5 Easy Ways to Boost Your GitHub

“If you’re an engineer and you don’t use GitHub, you don’t exist.” That’s what major VC Ben Horowitz told CNET back in 2012—and with approximately 10,000 new users signing up every day, Horowitz’s claim is looking pretty spot-on.

But just having an account won’t get you very far. If you want to use GitHub to boost your reputation, show off your skills, and build credibility, you’ve got to be strategic.

5 Tips for Boosting Your GitHub Profile

1. Start With What You Know

If you’re having trouble finding projects to contribute to, try solving bugs or issues in a library you’re already using. In the course of your work, you’ll naturally find things to fix—so fix them! Building up a history of patches—even simple, one-line ones—demonstrates that you’re an active and valuable member of the OSS community.

2. Comment Your Commits

When it comes to coding, it’s better to add too much information than too little. Make it a habit of commenting on every commit you make, even if you think the reason for the edit is obvious. Your change logs should be detailed enough that new users can come in, clone the repository, and easily figure out what’s going on.

3. Show Your Progress

Some developers worry they’ll be judged for the sub-par code they write when they’re experimenting with a new language. But people (especially employers) actually like seeing your mistake-filled commits. Even if your code has a ton of problems, it shows you’re willing to learn and challenge yourself. The more you play with the language, the better you’ll get, and employers will love seeing this improvement in your code over time.

4. Start a Project

Obviously, just creating a repository looks good. But having one that people are interested in? Well, that looks even better. To boost your chances of getting contributors, ask yourself what kind of users will be interested in your project. Then reach out to them. A simple, “Hey, I’m a huge fan of your work and would love your feedback on my project,” will do the trick. You should also make sure your project has thorough, complete Readme, License and Contributing  files.

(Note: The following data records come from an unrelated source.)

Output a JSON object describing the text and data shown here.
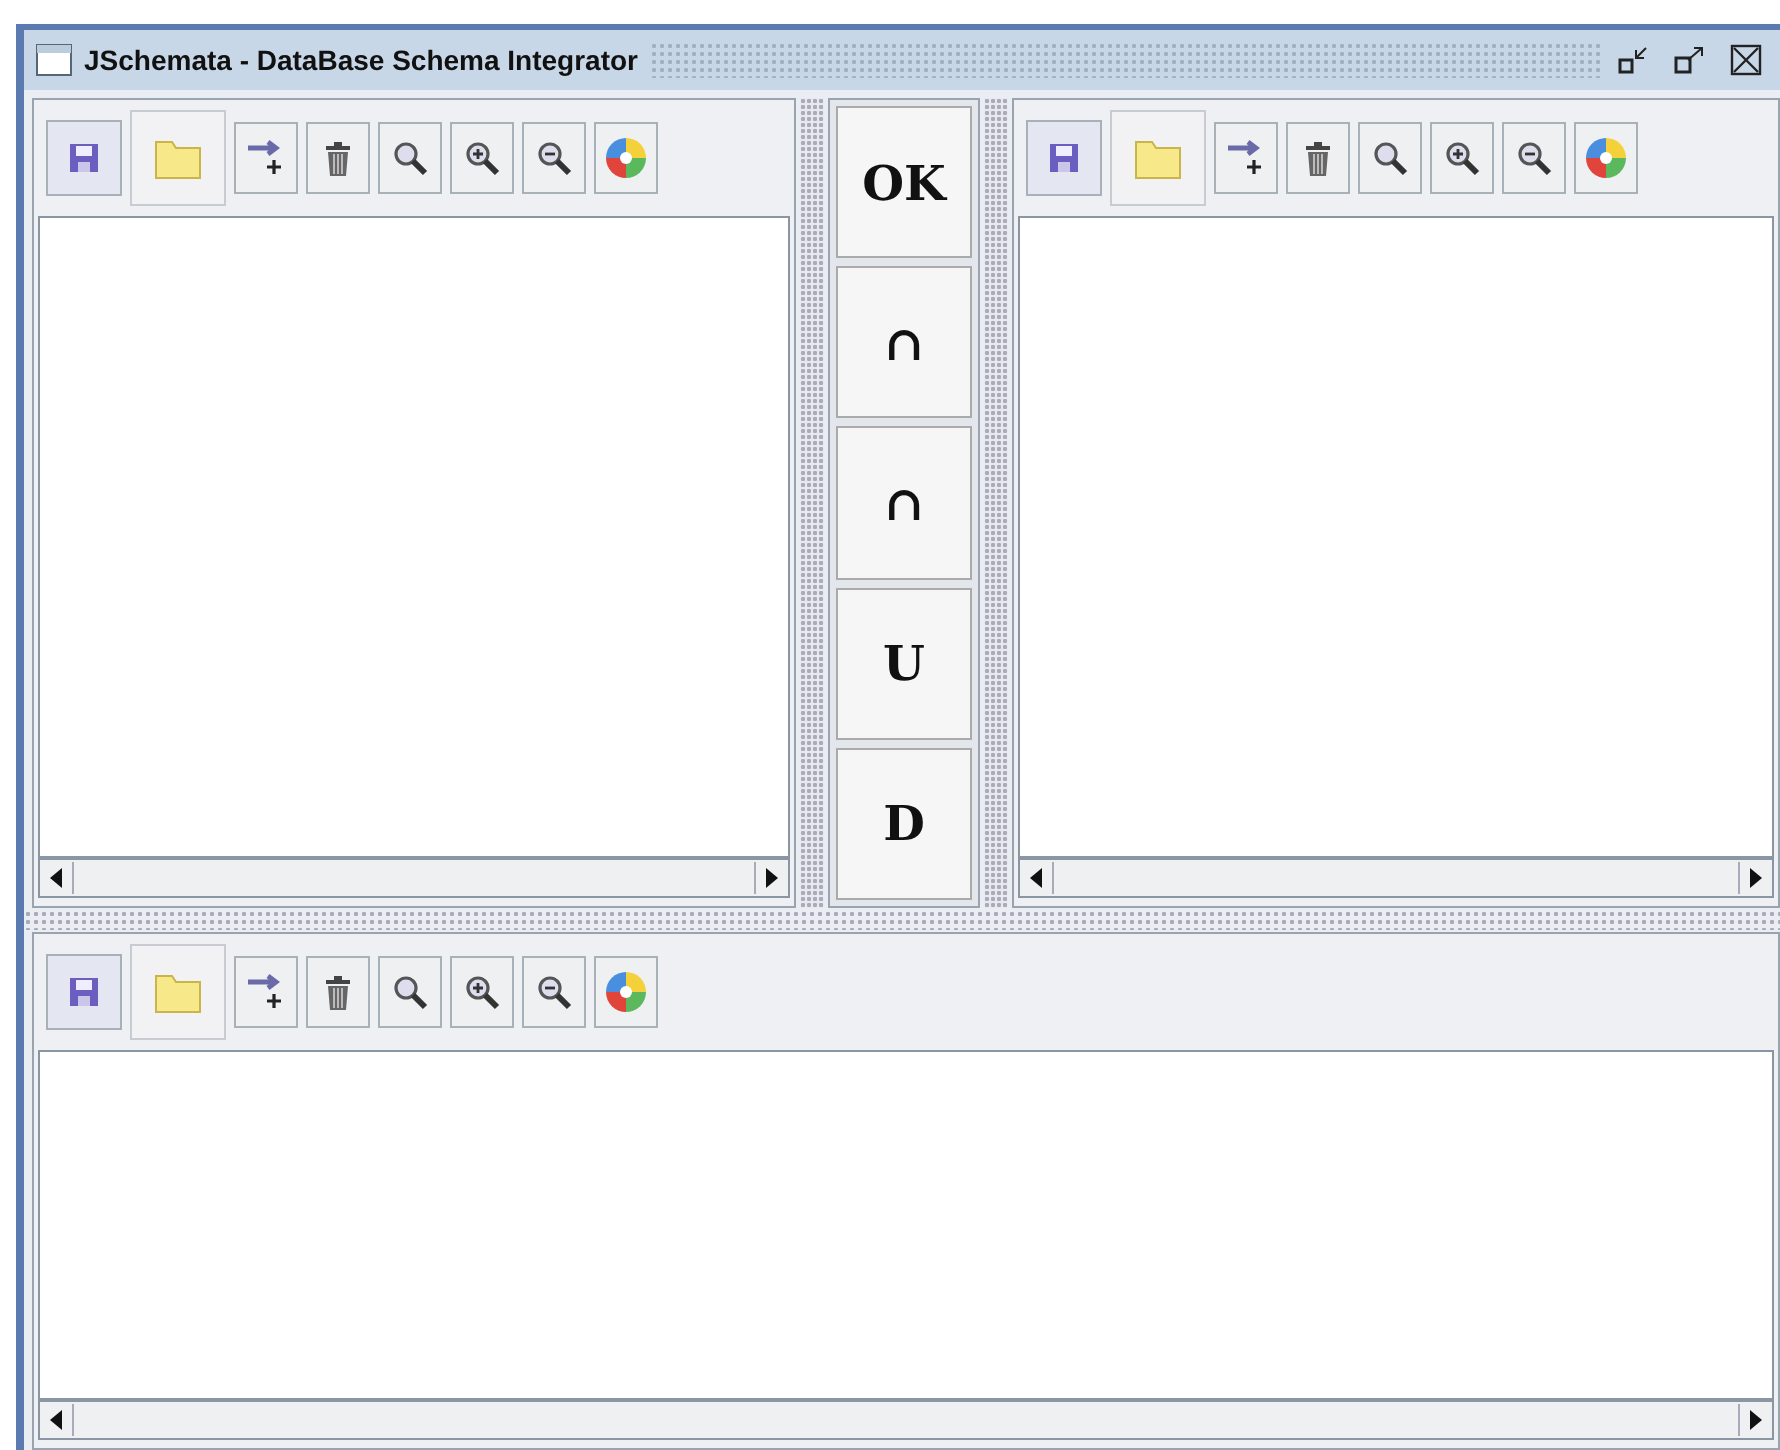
{
  "window": {
    "title": "JSchemata - DataBase Schema Integrator"
  },
  "operation_buttons": [
    {
      "label": "OK"
    },
    {
      "label": "∩"
    },
    {
      "label": "∩"
    },
    {
      "label": "U"
    },
    {
      "label": "D"
    }
  ]
}
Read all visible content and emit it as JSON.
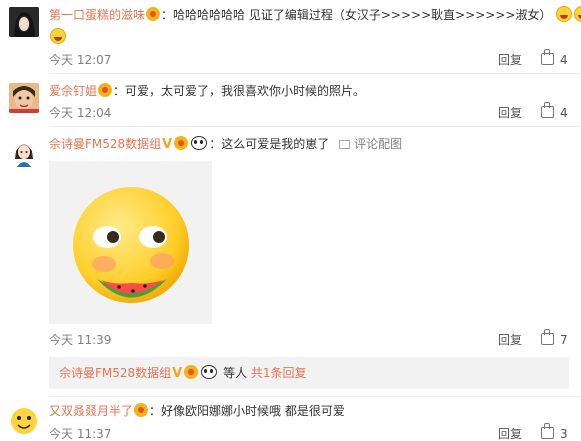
{
  "comments": [
    {
      "username": "第一口蛋糕的滋味",
      "text": "哈哈哈哈哈哈 见证了编辑过程（女汉子>>>>>耿直>>>>>>淑女）",
      "time": "今天 12:07",
      "reply": "回复",
      "likes": "4",
      "avatar_icon": "avatar-dark-hair"
    },
    {
      "username": "爱佘钉姐",
      "text": "可爱，太可爱了，我很喜欢你小时候的照片。",
      "time": "今天 12:04",
      "reply": "回复",
      "likes": "4",
      "avatar_icon": "avatar-child"
    },
    {
      "username": "佘诗曼FM528数据组",
      "text": "这么可爱是我的崽了",
      "pic_label": "评论配图",
      "time": "今天 11:39",
      "reply": "回复",
      "likes": "7",
      "avatar_icon": "avatar-cartoon",
      "image_icon": "watermelon-emoji-image"
    },
    {
      "username": "又双叒叕月半了",
      "text": "好像欧阳娜娜小时候哦  都是很可爱",
      "time": "今天 11:37",
      "reply": "回复",
      "likes": "3",
      "avatar_icon": "avatar-yellow-emoji"
    }
  ],
  "sub_reply": {
    "username": "佘诗曼FM528数据组",
    "suffix": "等人",
    "count_link": "共1条回复"
  },
  "colors": {
    "username": "#eb7350",
    "time": "#808080",
    "badge": "#f5b21b",
    "reply_bg": "#f2f2f2"
  }
}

5. Do Some Clean-Up

Github wasn’t designed to be an alternative to a resume or a LinkedIn profile—so it can be difficult for people looking at your page to quickly get an overview of your skills and achievements. Get around this problem by clearing the clutter. Do you have projects you forked that you never ended up contributing to? Delete them. Maybe a project you spent a significant amount of time on is buried beneath ones you barely touched; consider getting rid of the less-important ones so your most meaningful work stands out.

If you want a summary of your Github work, check out Github Resumes. Once you enter your username, the site will automatically generate a “resume” that includes your languages and how often you work in each one, your popular repositories, and your organizations.

 Syed Ahmed is the co-founder and Chief Technology Office at Tara AI. He graduated in 2014 from Queensland University of Technology with two master degrees and founded Tara Inc. in 2016. Syed specializes in creating applications related to machine learning and data science, as well as process development and business process engineering.